- ⓑ Find the amount Bruce is reimbursed on a day when he drives 220 miles.
- ⓒ Interpret the slope and
*R*-intercept of the equation. - ⓓ Graph the equation.

Janelle is planning to rent a car while on vacation. The equation $C=0.32m+15$ models the relation between the cost in dollars, *C*, per day and the number of miles, *m*, she drives in one day.

- ⓐ Find the cost if Janelle drives the car 0 miles one day.
- ⓑ Find the cost on a day when Janelle drives the car 400 miles.
- ⓒ Interpret the slope and
*C*–intercept of the equation. - ⓓ Graph the equation.

Cherie works in retail and her weekly salary includes commission for the amount she sells. The equation $S=400+0.15c$ models the relation between her weekly salary, *S*, in dollars and the amount of her sales, *c*, in dollars.

- ⓐ Find Cherie’s salary for a week when her sales were 0.
- ⓑ Find Cherie’s salary for a week when her sales were 3600.
- ⓒ Interpret the slope and
*S*–intercept of the equation. - ⓓ Graph the equation.

Patel’s weekly salary includes a base pay plus commission on his sales. The equation $S=750+0.09c$ models the relation between his weekly salary, *S*, in dollars and the amount of his sales, *c*, in dollars.

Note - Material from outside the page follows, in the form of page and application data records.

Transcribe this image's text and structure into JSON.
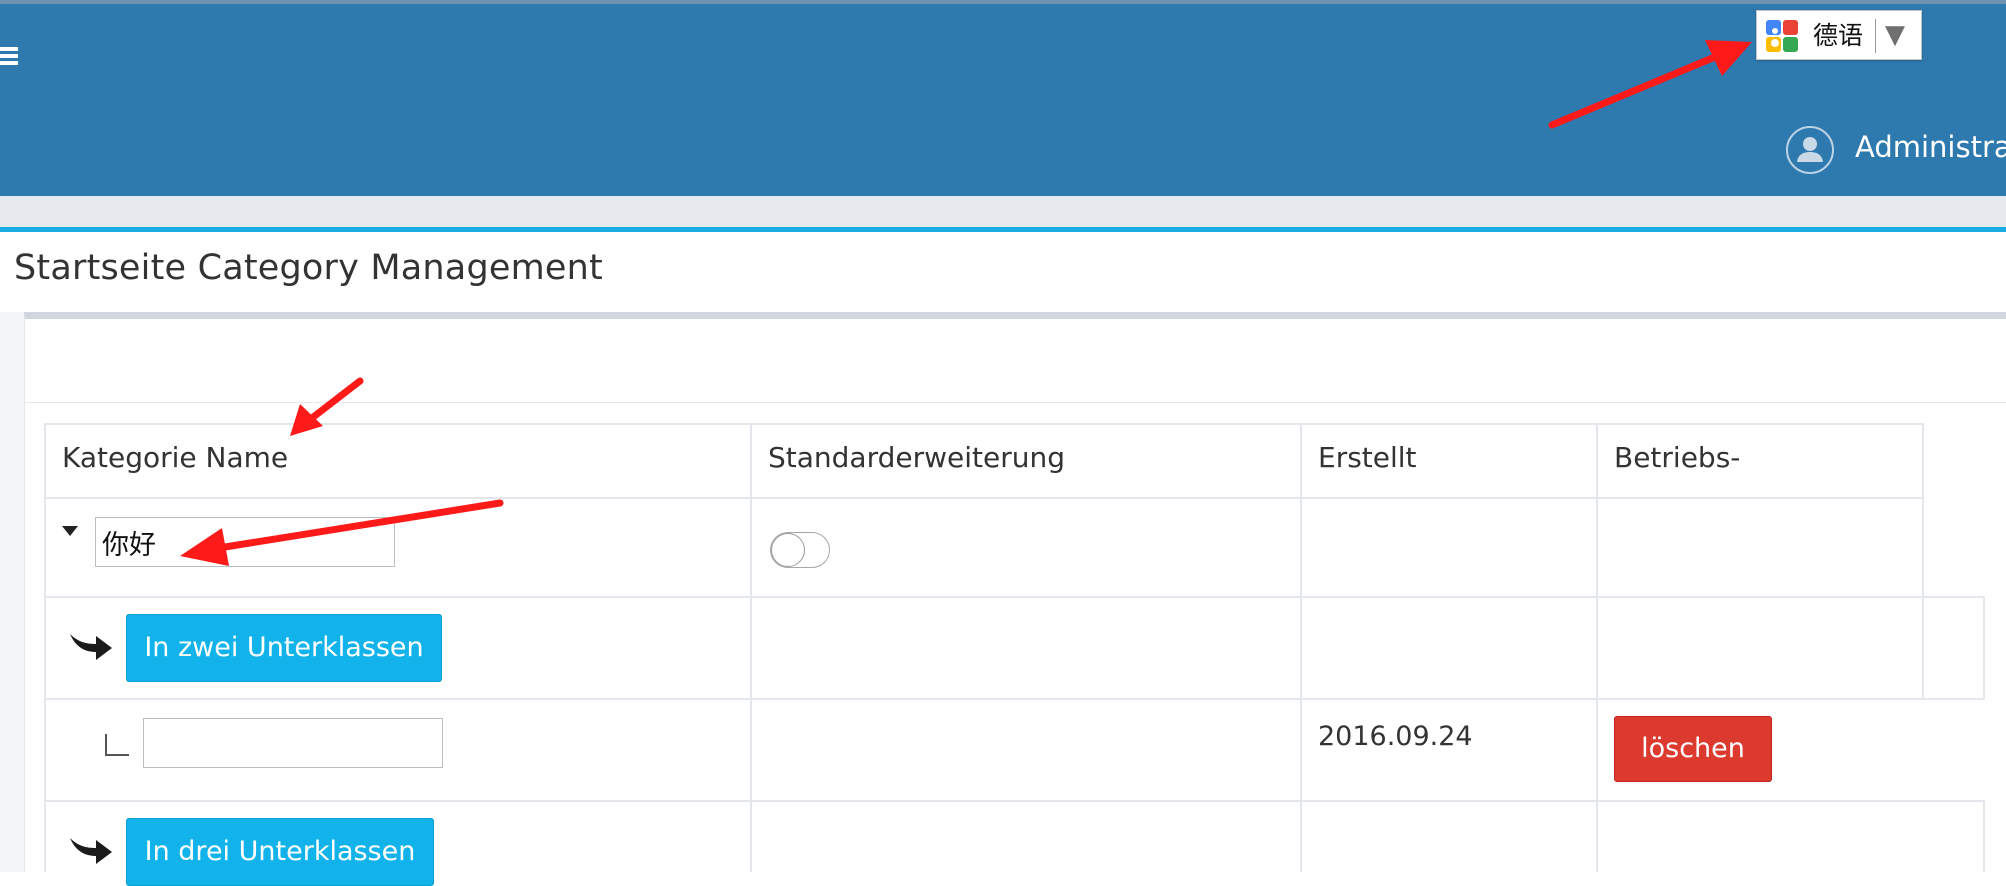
{
  "header": {
    "translate_widget": {
      "language": "德语",
      "dropdown_arrow": "▼",
      "logo_icon": "google-logo-icon"
    },
    "user": {
      "name": "Administrat",
      "avatar_icon": "user-avatar-icon"
    },
    "menu_icon": "hamburger-menu-icon"
  },
  "page": {
    "title": "Startseite Category Management"
  },
  "table": {
    "columns": [
      "Kategorie Name",
      "Standarderweiterung",
      "Erstellt",
      "Betriebs-"
    ],
    "rows": {
      "category": {
        "name_value": "你好",
        "toggle_on": false
      },
      "add_two": {
        "button_label": "In zwei Unterklassen"
      },
      "subclass": {
        "name_value": "",
        "created": "2016.09.24",
        "delete_label": "löschen"
      },
      "add_three": {
        "button_label": "In drei Unterklassen"
      }
    }
  },
  "colors": {
    "header_bg": "#2e7aaf",
    "accent": "#19abe2",
    "button_blue": "#12b3ea",
    "button_red": "#dd3a2f",
    "annotation_arrow": "#ff1a1a"
  }
}
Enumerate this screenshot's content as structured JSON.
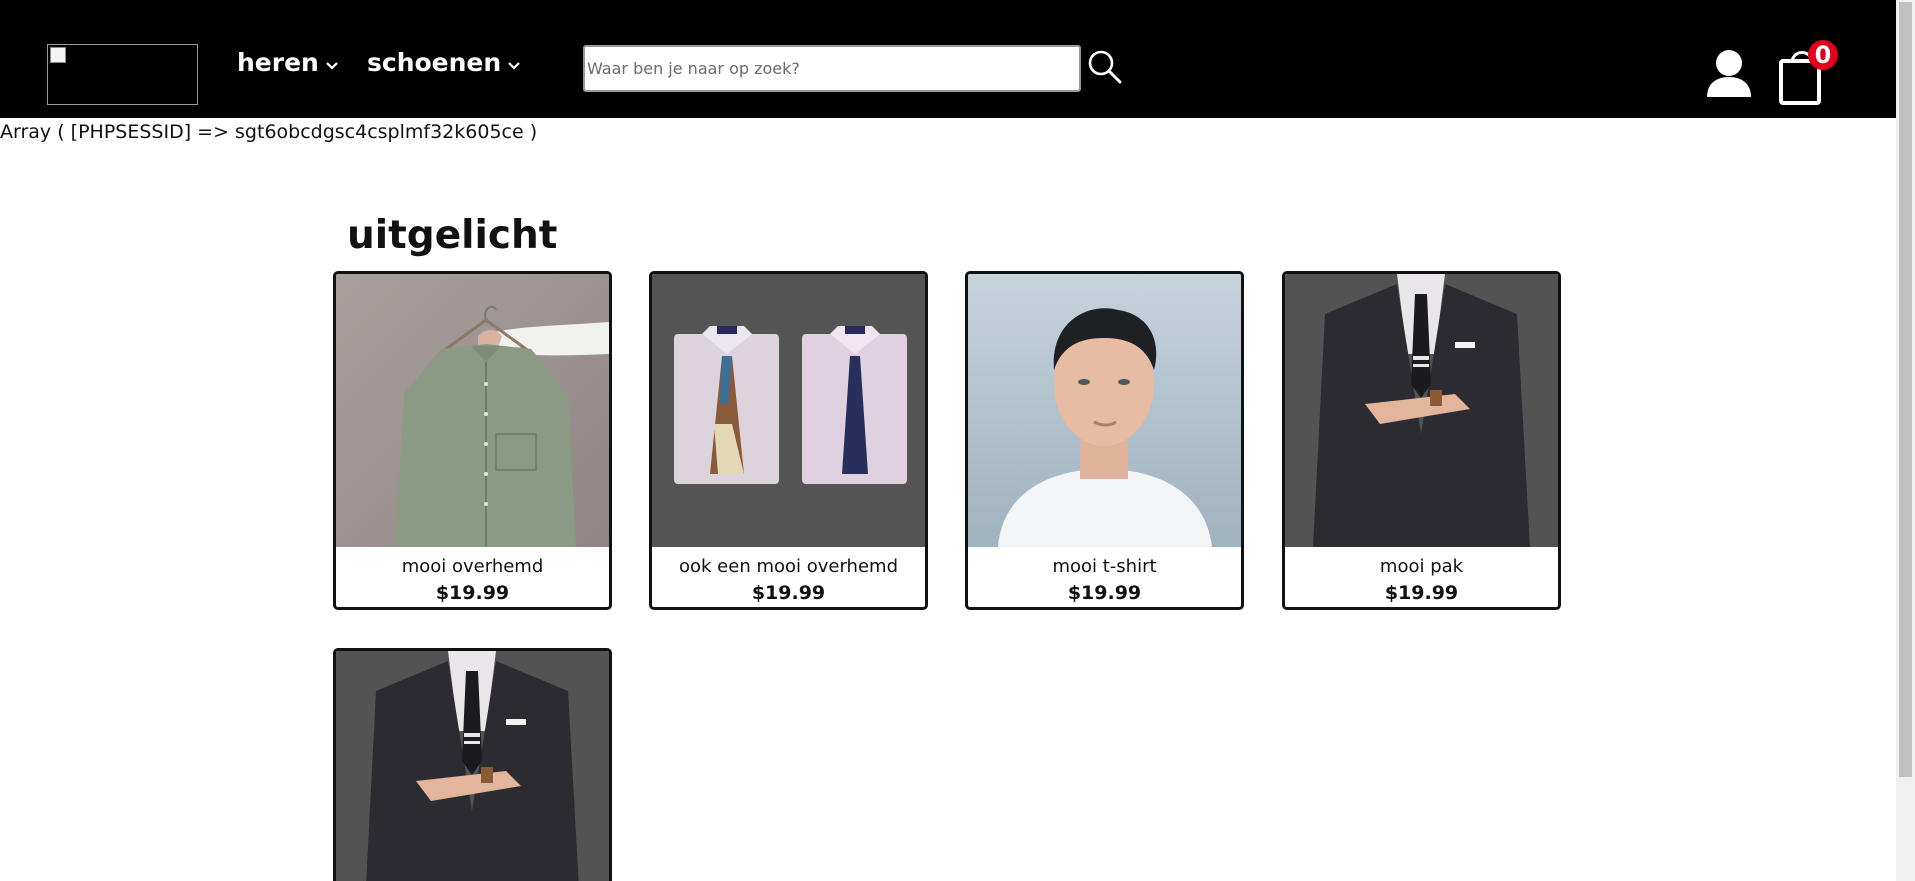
{
  "header": {
    "nav": [
      {
        "label": "heren"
      },
      {
        "label": "schoenen"
      }
    ],
    "search": {
      "placeholder": "Waar ben je naar op zoek?",
      "value": ""
    },
    "cart": {
      "count": "0"
    }
  },
  "debug_text": "Array ( [PHPSESSID] => sgt6obcdgsc4csplmf32k605ce )",
  "featured": {
    "title": "uitgelicht",
    "products": [
      {
        "name": "mooi overhemd",
        "price": "$19.99"
      },
      {
        "name": "ook een mooi overhemd",
        "price": "$19.99"
      },
      {
        "name": "mooi t-shirt",
        "price": "$19.99"
      },
      {
        "name": "mooi pak",
        "price": "$19.99"
      },
      {
        "name": "",
        "price": ""
      }
    ]
  },
  "colors": {
    "header_bg": "#000000",
    "badge": "#e0001b",
    "card_border": "#111111"
  },
  "icons": [
    "chevron-down-icon",
    "search-icon",
    "user-icon",
    "shopping-bag-icon",
    "broken-image-icon"
  ]
}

- ⓐ Find Patel’s salary for a week when his sales were 0.
- ⓑ Find Patel’s salary for a week when his sales were 18,540.
- ⓒ Interpret the slope and
*S*-intercept of the equation. - ⓓ Graph the equation.

Costa is planning a lunch banquet. The equation $C=450+28g$ models the relation between the cost in dollars, *C*, of the banquet and the number of guests, *g*.

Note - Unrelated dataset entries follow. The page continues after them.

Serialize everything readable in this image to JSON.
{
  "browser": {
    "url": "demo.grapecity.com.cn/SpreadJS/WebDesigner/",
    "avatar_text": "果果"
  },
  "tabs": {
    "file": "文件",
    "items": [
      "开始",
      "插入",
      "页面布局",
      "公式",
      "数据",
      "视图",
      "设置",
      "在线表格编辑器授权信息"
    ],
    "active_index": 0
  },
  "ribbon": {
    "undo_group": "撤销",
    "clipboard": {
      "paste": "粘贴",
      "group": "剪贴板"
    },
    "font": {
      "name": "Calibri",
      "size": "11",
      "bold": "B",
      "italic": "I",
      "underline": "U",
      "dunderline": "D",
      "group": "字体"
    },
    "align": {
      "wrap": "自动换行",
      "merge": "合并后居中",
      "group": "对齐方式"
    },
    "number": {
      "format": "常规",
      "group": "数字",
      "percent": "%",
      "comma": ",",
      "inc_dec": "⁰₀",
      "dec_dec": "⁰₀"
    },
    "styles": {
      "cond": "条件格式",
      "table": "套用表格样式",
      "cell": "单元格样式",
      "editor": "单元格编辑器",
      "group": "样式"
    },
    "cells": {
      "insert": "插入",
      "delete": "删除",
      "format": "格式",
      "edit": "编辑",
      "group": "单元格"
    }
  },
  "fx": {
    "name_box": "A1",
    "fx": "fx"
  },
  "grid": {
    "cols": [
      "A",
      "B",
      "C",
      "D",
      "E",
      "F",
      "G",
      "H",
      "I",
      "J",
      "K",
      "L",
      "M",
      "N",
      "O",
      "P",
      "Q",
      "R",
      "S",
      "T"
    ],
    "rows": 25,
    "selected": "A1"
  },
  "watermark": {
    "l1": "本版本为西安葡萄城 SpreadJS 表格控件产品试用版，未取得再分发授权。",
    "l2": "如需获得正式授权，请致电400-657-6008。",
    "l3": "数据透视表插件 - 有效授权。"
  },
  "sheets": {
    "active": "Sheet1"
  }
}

- ⓐ Find the cost if the number of guests is 40.
- ⓑ Find the cost if the number of guests is 80.
- ⓒ Interpret the slope and
*C*-intercept of the equation. - ⓓ Graph the equation.

Margie is planning a dinner banquet. The equation $C=750+42g$ models the relation between the cost in dollars, *C* of the banquet and the number of guests, *g*.

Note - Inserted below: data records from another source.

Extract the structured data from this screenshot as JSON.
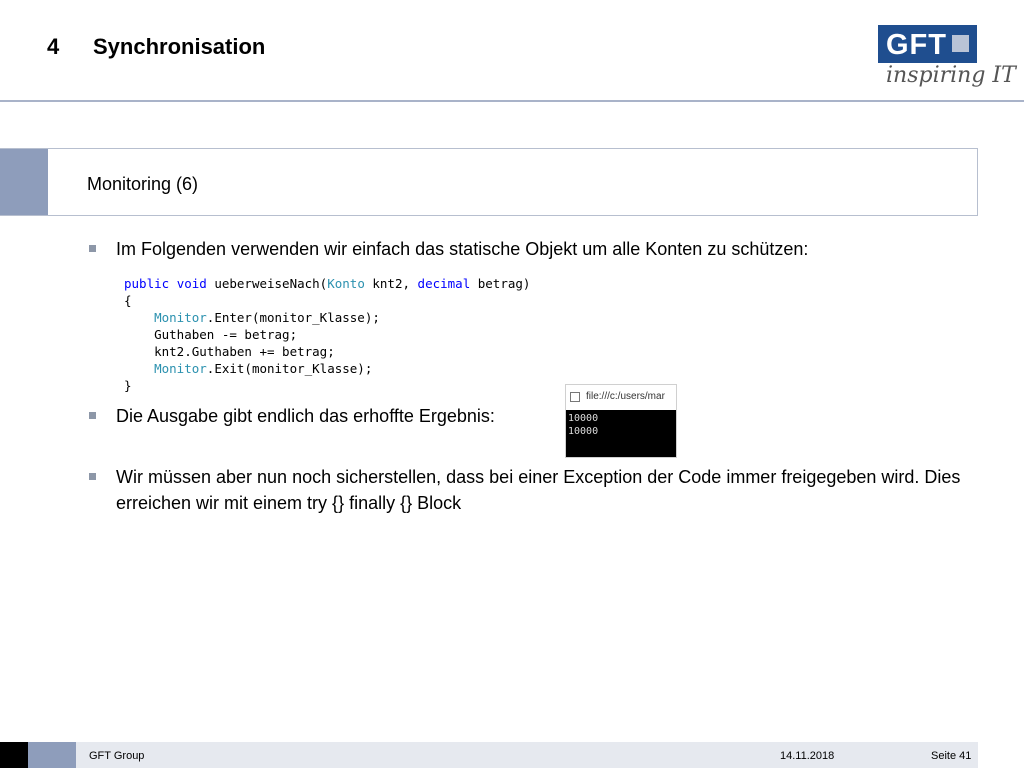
{
  "slide": {
    "section_number": "4",
    "title": "Synchronisation",
    "subheader": "Monitoring (6)"
  },
  "logo": {
    "brand": "GFT",
    "tagline": "inspiring IT",
    "brand_color": "#1f4e8f"
  },
  "bullets": [
    {
      "text": "Im Folgenden verwenden wir einfach das statische Objekt um alle Konten zu schützen:"
    },
    {
      "text": "Die Ausgabe gibt endlich das erhoffte Ergebnis:"
    },
    {
      "text": "Wir müssen aber nun noch sicherstellen, dass bei einer Exception der Code immer freigegeben wird. Dies erreichen wir mit einem try {} finally {} Block"
    }
  ],
  "code": {
    "l1_kw1": "public",
    "l1_kw2": "void",
    "l1_name": "ueberweiseNach(",
    "l1_type": "Konto",
    "l1_param1": " knt2, ",
    "l1_kw3": "decimal",
    "l1_param2": " betrag)",
    "l2": "{",
    "l3_type": "Monitor",
    "l3_rest": ".Enter(monitor_Klasse);",
    "l4": "Guthaben -= betrag;",
    "l5": "knt2.Guthaben += betrag;",
    "l6_type": "Monitor",
    "l6_rest": ".Exit(monitor_Klasse);",
    "l7": "}"
  },
  "console": {
    "url": "file:///c:/users/mar",
    "lines": [
      "10000",
      "10000"
    ]
  },
  "footer": {
    "company": "GFT Group",
    "date": "14.11.2018",
    "page": "Seite 41"
  },
  "colors": {
    "accent": "#8e9dbb",
    "keyword": "#0000ff",
    "type": "#2b91af"
  }
}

- ⓐ Find the cost if the number of guests is 50.
- ⓑ Find the cost if the number of guests is 100.
- ⓒ Interpret the slope and
*C*–intercept of the equation. - ⓓ Graph the equation.

**Use Slopes to Identify Parallel Lines**

In the following exercises, use slopes and y-intercepts to determine if the lines are parallel.

$y=\frac{3}{4}x-3;\phantom{\rule{0.5em}{0ex}}3x-4y=-2$

$2x-5y=-3;\phantom{\rule{0.5em}{0ex}}y=\frac{2}{5}x+1\phantom{\rule{0.5em}{0ex}}$

$2x-4y=6;\phantom{\rule{0.5em}{0ex}}x-2y=3$

$4x+2y=6;\phantom{\rule{0.5em}{0ex}}6x+3y=3$

$x=5;\phantom{\rule{0.5em}{0ex}}x=-6$

$x=-4;\phantom{\rule{0.5em}{0ex}}x=-1$

$y=2;\phantom{\rule{0.5em}{0ex}}y=6$

$y=-4;\phantom{\rule{0.5em}{0ex}}y=3$

$x-y=2;\phantom{\rule{0.5em}{0ex}}2x-2y=4$

$x-3y=6;\phantom{\rule{0.5em}{0ex}}2x-6y=12$

$3x-6y=12;\phantom{\rule{0.5em}{0ex}}6x-3y=3$

$9x-3y=6;\phantom{\rule{0.5em}{0ex}}3x-y=2$

$7x-4y=8;\phantom{\rule{0.5em}{0ex}}4x+7y=14$

**Use Slopes to Identify Perpendicular Lines**

In the following exercises, use slopes and y-intercepts to determine if the lines are perpendicular.

$3x-2y=8;2x+3y=6$

$2x+5y=3;5x-2y=6$

$3x-2y=1;2x-3y=2$

$5x+2y=6;2x+5y=8$

$4x-2y=5;3x+6y=8$

$6x-4y=5;8x+12y=3$

#### Everyday Math

The equation $C=\frac{5}{9}F-17.8$ can be used to convert temperatures *F*, on the Fahrenheit scale to temperatures, *C*, on the Celsius scale.

- ⓐ Explain what the slope of the equation means.
- ⓑ Explain what the
*C*–intercept of the equation means.

The equation $n=4T-160$ is used to estimate the number of cricket chirps, *n*, in one minute based on the temperature in degrees Fahrenheit, *T*.

- ⓐ Explain what the slope of the equation means.
- ⓑ Explain what the
*n*–intercept of the equation means. Is this a realistic situation?

#### Writing Exercises

Explain in your own words how to decide which method to use to graph a line.

#### Self Check

ⓐ After completing the exercises, use this checklist to evaluate your mastery of the objectives of this section.

ⓑ After looking at the checklist, do you think you are well-prepared for the next section? Why or why not?